C.)Today was NOT my day to make Meyer lemon gelato.
If you chose
"C," you are correct. Sigh.
Our Friend Barbara is
coming to dinner. Although the theme is Argentinean cuisine, I thought the
citrusy gelato would give our meal perfect closure. Of course, I should have
remembered that the ice cream machine insert (you know, the part you keep in
the freezer?) was in the pantry.
A.)Tomorrow will be my day to make Meyer lemon gelato.
B.)Today became my day to make lemon-lime posset.
C.)Both A and B.
Barb introduced us to lemon posset years ago when we hosted a citrus-themed dinner; we loved it. This is the
syllabub-like modern version, not the alcoholic medieval version that pops into
Markipedia’s strangely archaic mind. We have on hand a plethora of lemons and
limes - gifts from friends’ and neighbors’ gardens (at this season, citrus sometimes
appears anonymously on the doorstep, like surplus zucchini and tomatoes in
other climates and seasons), I thought a combination of the two citruses would
be perfect. And the recipe is so simple.
generally made from three ingredients: cream, sugar, and lemon. Today, I added
a fourth ingredient: lime. For something as silky and delicious as this, you'd
think it would have taken time and significant effort. The result of a few minute's
work is a creamy, tart, and light-feeling dessert (despite the cream content).
You might be
wondering how this recipe sets... It is very simple and based on cheese-making
techniques. The citrus makes the cream curdle, but in a silky way. The sugar
smoothes out the process, leaving you with little cups of sublime tender curd.
some candied violets and a mint leaf, it suddenly becomes elegant, as well.
Lemon and Lime Posset 2 cups heavy
3/4 cup sugar
freshly squeezed lemon juice
freshly squeezed lime juice
and sugar to a boil; reduce heat to keep the cream at a slow boil for 3
minutes. Remove from the heat and stir in the citrus juices. Let set 10 minutes.

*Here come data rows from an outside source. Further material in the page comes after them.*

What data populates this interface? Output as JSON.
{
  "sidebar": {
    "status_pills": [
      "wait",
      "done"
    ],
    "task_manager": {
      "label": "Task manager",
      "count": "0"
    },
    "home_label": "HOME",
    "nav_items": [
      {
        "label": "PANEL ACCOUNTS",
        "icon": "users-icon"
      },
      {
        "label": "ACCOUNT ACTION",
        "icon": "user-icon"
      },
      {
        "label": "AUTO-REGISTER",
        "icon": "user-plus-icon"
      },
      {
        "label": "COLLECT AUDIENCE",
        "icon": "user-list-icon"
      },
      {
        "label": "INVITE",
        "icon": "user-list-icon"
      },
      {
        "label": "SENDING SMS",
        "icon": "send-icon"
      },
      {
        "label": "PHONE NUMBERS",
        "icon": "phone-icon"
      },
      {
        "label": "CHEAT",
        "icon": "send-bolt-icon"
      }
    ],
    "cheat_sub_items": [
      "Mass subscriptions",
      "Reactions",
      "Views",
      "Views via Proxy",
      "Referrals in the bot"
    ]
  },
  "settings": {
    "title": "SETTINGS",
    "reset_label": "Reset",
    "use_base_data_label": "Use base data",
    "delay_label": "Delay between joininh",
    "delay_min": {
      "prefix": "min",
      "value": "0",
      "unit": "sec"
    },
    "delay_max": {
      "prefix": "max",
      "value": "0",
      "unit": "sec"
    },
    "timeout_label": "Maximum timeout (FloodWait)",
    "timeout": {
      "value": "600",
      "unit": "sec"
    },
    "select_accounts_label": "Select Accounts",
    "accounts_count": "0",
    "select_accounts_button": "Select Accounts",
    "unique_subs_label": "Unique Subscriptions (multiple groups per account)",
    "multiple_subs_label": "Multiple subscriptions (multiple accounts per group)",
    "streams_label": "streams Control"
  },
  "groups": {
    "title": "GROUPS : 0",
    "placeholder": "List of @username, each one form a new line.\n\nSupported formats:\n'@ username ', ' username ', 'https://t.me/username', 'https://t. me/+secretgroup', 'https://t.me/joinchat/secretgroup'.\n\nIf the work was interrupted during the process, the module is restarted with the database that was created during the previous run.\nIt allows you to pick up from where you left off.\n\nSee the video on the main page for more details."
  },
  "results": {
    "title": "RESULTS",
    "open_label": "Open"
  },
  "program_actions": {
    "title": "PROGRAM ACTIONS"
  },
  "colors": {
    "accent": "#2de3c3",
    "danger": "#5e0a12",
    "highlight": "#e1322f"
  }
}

Stir again, and divide among six ramekins, or goblets. Refrigerate for several
hours before serving. Garnish with
candied flowers and mint leaves, or fresh berries.